“This year, Robert (Duke) and Kate (Moore, who both focus on competition and rules for the CGA) were both adopted by the USGA as extended family, so to speak, for nine days or something. They really got to see the ins and outs leading up to the championship, both at Colorado Golf Club and at CommonGround. That’s a fairly recent practice the USGA has started, but everybody (on the staff) was involved, whether it was pace-of-play checkpoints or helping out filling divots.”

Attendees look on as the finalists play their 33rd hole on Thursday.

The Mid-Am marked the first USGA amateur championship Colorado has hosted since the 2012 U.S. Amateur. The complexion of this event is obviously much different than for one of the USGA open championships. For starters, perhaps 200 or 300 people watched the final day of action on Thursday, as opposed to 10s of thousands for one of the opens. And the format is much different, with match play deciding the champions at the Mid-Am.

“To me, this is golf in its pure form,” Mate said. “I know (some of these competitors) may be amateur reinstates, and I’m not going to suggest it’s Bobby Jones out there, but they’re playing for love of the game. And match play is such a special format. We had three Colorado players (Nosewicz, Ryan Axlund and Stephen Powers) make match play. That was cool. And probably the Colorado highlight was Nick Nosewicz making that (115-yard shot for eagle on Sunday to qualify for match play).

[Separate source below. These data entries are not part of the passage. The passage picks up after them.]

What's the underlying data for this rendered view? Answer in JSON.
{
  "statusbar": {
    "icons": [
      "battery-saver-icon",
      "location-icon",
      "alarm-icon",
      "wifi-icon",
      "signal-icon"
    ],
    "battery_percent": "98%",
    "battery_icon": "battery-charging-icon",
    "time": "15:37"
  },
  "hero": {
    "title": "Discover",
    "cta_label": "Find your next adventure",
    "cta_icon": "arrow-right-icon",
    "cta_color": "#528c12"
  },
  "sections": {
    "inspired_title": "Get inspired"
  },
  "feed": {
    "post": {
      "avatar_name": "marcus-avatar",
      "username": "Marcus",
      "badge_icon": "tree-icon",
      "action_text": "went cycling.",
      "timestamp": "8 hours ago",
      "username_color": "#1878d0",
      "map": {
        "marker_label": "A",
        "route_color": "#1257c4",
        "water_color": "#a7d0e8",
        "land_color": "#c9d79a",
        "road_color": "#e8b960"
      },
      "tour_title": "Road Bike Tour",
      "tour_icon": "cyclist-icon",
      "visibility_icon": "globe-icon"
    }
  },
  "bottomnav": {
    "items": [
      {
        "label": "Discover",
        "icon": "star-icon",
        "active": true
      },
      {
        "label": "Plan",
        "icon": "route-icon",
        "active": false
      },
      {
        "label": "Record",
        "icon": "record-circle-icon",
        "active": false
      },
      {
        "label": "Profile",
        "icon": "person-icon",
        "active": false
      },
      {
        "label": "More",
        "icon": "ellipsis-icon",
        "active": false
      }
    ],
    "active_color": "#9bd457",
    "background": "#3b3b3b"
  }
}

“This is why we partner with the USGA. It’s a good reminder just how exciting it is to have the U.S. Girls’ Junior coming (to the Air Force Academy) next year. There’s just something special about national championships. And it cements our role as a partner organization with the USGA.”

“The other thing I would add it how well CommonGround performed. Probably the single comment that stood out, which we heard more than once from players who competed in the 2012 U.S. Amateur, was just how far the golf course has come since then.”

For the record, for the two stroke-play rounds over the weekend, the field stroke average at par-72 Colorado Golf Club was 78.073, while the norm at par-70 CommonGround Golf Course was 73.989.